Addressing the Automotive Skills Gap in Michigan

This past week, Gov. Rick Snyder (MI-R) announced that filling the skills gap was one of his top priorities to help address unemployment and bolster Michigan's economy.

On that same note, a recent study conducted by MICHauto, an economic development initiative of the Detroit Regional Chamber, found that less than half of college-aged youth surveyed believe the automotive industry offers "growth in terms of opportunity and advancement in manufacturing, skilled traders and for those with advanced degrees."

"In order for Michigan to continue to be the global epicenter for the automotive industry, we must attract and retain highly skilled talent," said Nigel Francis, senior automotive advisor to the state of Michigan.  "Programs that promote automotive careers to the next generation of our workforce, train highly skilled trades people, and help students understand and pursue career opportunities in science, technology, engineering and mathematics (STEM) studies are key."

Nigel Francis discussing the automotive industry in Michigan at the Mackinac Policy Conference. Nigel Francis discussing the automotive industry in Michigan at the Mackinac Policy Conference.

BASF is supporting the industry by working with both Secondary and Post-Secondary schools to attract and educate young, aspiring students interested in learning about the automotive collision and repair industry.

A longtime partner with the Collision Repair Education Foundation, and numerous other Collision Repair Industry organizations, BASF provides financial support and expertise to schools around the country.  This helps ensure that the school's curriculum can continue to train students in automotive repair.

Most recently, BASF partnered with Saginaw Career Opportunity Center in Central Michigan to help support its automotive program by upgrading the paint mixing system. Support will also involve planning and equipment layout, supplying paint products and providing counsel in adding paint and repair training components to the overall curriculum of the program.

"Using our expertise and resources at BASF to grow the automotive industry training infrastructure is something we are proud of," says Joseph Skurka, OEM and industry relations manager at BASF. "By supporting these programs at high schools and colleges, we are helping these students gain the skills they need to excel and find a passion for this line of work."

Last week, Buick and BASF also announced the winners of a joint design competition, which encouraged students at the College of Creative Studies to design the Buick Buick of 2030 using BASF materials and inspiration from the Buick brand.

Joseph Skurka with CCS students at BASF's Automotive Refinish Application and Training Center in Whitehouse, Ohio.
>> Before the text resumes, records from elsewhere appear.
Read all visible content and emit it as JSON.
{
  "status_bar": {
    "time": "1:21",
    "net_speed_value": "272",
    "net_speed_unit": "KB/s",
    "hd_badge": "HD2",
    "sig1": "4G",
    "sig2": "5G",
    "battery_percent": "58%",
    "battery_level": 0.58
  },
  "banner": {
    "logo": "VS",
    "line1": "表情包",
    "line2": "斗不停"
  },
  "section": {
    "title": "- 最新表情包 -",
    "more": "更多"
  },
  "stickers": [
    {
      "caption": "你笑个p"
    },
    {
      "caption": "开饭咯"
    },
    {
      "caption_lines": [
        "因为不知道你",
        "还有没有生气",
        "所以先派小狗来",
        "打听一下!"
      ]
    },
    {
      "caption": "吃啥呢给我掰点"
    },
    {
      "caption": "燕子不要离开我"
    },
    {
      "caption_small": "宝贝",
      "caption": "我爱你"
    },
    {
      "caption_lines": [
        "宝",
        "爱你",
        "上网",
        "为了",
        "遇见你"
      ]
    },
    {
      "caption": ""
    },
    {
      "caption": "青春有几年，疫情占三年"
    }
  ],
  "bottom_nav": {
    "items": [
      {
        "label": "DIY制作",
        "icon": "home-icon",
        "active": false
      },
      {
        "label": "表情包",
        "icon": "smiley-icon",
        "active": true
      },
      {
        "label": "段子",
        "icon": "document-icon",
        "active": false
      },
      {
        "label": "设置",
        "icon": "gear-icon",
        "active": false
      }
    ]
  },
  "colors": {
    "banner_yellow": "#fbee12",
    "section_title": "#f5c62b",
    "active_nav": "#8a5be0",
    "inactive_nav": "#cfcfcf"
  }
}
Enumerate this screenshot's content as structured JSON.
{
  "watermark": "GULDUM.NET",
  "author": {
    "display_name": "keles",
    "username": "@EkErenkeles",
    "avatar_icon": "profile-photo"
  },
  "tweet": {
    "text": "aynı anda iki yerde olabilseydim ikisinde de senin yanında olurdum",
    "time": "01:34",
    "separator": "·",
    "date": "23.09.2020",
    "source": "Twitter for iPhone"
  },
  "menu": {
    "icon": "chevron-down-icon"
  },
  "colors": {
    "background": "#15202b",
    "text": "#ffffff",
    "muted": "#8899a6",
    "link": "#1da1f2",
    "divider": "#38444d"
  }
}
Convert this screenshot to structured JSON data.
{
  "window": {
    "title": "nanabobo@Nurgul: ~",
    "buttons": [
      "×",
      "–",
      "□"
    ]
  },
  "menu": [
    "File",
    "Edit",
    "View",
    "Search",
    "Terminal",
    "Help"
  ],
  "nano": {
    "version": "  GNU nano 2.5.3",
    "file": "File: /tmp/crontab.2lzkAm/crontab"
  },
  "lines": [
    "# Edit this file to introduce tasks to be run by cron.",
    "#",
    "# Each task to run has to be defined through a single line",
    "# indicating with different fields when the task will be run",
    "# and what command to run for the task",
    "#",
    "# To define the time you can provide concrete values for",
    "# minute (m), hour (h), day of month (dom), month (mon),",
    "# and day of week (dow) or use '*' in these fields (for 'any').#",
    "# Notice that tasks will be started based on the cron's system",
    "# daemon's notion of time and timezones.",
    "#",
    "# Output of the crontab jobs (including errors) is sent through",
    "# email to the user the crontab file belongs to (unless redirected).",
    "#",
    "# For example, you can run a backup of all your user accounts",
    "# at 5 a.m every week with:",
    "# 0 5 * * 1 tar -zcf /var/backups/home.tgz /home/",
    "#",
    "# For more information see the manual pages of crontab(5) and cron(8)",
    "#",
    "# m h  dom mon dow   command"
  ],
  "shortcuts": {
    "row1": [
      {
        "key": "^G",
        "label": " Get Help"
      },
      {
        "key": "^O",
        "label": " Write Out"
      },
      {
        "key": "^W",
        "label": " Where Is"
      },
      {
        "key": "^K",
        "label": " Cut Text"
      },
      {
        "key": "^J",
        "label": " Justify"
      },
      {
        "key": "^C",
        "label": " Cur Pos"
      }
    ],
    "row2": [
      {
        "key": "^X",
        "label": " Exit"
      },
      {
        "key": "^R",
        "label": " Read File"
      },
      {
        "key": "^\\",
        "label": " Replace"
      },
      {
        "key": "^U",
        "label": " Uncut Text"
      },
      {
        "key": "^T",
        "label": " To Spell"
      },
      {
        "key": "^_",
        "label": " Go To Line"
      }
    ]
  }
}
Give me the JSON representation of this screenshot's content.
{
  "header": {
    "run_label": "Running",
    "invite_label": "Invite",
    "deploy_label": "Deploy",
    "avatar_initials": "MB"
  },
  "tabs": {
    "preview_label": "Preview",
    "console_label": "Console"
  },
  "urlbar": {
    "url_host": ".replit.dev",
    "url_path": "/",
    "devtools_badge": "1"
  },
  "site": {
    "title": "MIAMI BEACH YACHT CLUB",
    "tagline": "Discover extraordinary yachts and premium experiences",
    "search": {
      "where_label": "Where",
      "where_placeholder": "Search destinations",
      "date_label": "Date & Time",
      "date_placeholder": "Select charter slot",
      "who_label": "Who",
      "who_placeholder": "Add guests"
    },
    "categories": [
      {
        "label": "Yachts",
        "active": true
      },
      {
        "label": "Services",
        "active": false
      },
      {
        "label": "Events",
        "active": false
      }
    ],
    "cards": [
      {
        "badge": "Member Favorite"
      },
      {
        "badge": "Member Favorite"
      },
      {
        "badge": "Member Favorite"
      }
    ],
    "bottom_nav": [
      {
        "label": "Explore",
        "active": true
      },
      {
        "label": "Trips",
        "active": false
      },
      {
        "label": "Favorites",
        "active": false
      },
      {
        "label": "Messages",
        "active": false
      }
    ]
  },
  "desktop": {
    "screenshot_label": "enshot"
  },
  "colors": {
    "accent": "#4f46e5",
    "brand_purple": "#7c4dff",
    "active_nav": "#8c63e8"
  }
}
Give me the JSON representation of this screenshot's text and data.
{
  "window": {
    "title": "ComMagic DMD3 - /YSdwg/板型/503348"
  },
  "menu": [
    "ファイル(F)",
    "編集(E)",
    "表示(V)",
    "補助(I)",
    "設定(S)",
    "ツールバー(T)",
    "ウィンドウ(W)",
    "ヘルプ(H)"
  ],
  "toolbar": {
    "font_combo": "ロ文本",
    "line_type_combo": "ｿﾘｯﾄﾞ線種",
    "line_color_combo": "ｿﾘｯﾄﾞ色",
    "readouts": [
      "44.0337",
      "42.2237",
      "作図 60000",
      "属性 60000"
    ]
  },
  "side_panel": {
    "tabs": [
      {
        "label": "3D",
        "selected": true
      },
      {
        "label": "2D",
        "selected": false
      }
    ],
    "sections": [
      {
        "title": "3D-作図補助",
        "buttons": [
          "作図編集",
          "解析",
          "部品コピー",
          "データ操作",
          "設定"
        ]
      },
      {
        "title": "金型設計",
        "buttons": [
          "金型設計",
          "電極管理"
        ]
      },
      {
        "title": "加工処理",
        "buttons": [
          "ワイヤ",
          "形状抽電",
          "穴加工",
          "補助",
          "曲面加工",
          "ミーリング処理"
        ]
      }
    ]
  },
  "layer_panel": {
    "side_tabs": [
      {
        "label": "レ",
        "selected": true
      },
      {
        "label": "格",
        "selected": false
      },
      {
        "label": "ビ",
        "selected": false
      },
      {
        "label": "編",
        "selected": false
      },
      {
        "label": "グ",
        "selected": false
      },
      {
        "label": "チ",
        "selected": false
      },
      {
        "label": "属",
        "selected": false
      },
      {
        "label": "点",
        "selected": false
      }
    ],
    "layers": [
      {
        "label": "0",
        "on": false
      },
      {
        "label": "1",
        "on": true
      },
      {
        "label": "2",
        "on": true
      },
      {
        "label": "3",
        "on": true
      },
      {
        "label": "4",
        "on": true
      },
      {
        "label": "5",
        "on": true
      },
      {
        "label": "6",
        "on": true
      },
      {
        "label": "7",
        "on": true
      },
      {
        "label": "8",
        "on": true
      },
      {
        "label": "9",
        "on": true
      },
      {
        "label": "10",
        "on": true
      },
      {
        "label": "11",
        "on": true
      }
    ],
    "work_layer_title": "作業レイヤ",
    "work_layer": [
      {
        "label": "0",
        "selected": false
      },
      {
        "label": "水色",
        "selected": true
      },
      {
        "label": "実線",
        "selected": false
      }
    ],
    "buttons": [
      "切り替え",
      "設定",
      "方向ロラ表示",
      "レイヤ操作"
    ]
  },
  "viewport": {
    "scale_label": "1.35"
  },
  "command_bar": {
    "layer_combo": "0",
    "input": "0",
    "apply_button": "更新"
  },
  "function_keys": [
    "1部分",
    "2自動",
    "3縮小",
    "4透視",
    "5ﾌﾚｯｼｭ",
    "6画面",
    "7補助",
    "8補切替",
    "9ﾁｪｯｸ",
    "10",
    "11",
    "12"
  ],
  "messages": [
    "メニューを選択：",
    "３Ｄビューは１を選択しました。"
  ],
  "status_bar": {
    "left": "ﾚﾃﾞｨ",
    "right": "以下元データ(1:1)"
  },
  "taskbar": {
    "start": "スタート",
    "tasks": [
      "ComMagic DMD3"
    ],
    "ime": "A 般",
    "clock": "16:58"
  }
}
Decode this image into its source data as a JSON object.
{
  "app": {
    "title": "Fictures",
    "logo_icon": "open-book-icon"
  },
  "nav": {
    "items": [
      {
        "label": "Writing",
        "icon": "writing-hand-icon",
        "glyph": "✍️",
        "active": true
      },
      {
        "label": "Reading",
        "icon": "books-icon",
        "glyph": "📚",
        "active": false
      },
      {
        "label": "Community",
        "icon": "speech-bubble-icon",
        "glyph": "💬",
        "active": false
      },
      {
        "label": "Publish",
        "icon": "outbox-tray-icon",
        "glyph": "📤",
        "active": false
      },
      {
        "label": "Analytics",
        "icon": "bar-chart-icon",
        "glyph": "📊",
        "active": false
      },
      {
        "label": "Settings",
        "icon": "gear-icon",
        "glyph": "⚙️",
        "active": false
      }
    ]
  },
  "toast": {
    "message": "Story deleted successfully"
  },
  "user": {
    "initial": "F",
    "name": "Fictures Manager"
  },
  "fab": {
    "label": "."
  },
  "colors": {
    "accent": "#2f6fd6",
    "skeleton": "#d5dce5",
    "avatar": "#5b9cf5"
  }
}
Joseph Skurka with CCS students at BASF's Automotive Refinish Application and Training Center in Whitehouse, Ohio.

These programs, and others like it, will help address the skills gap in Michigan and work to encourage individuals that there is, in fact, opportunity and advancement available in the automotive industry.

"BASF is among a group of Michigan companies that are leading the industry with programs that not only help ignite interest in automotive careers, but also ensure the workforce has the right skills through training," said Francis.  "Companies that embrace and implement these programs also create a competitive advantage for themselves. It's all about having the right talent, at the right place and at the right time."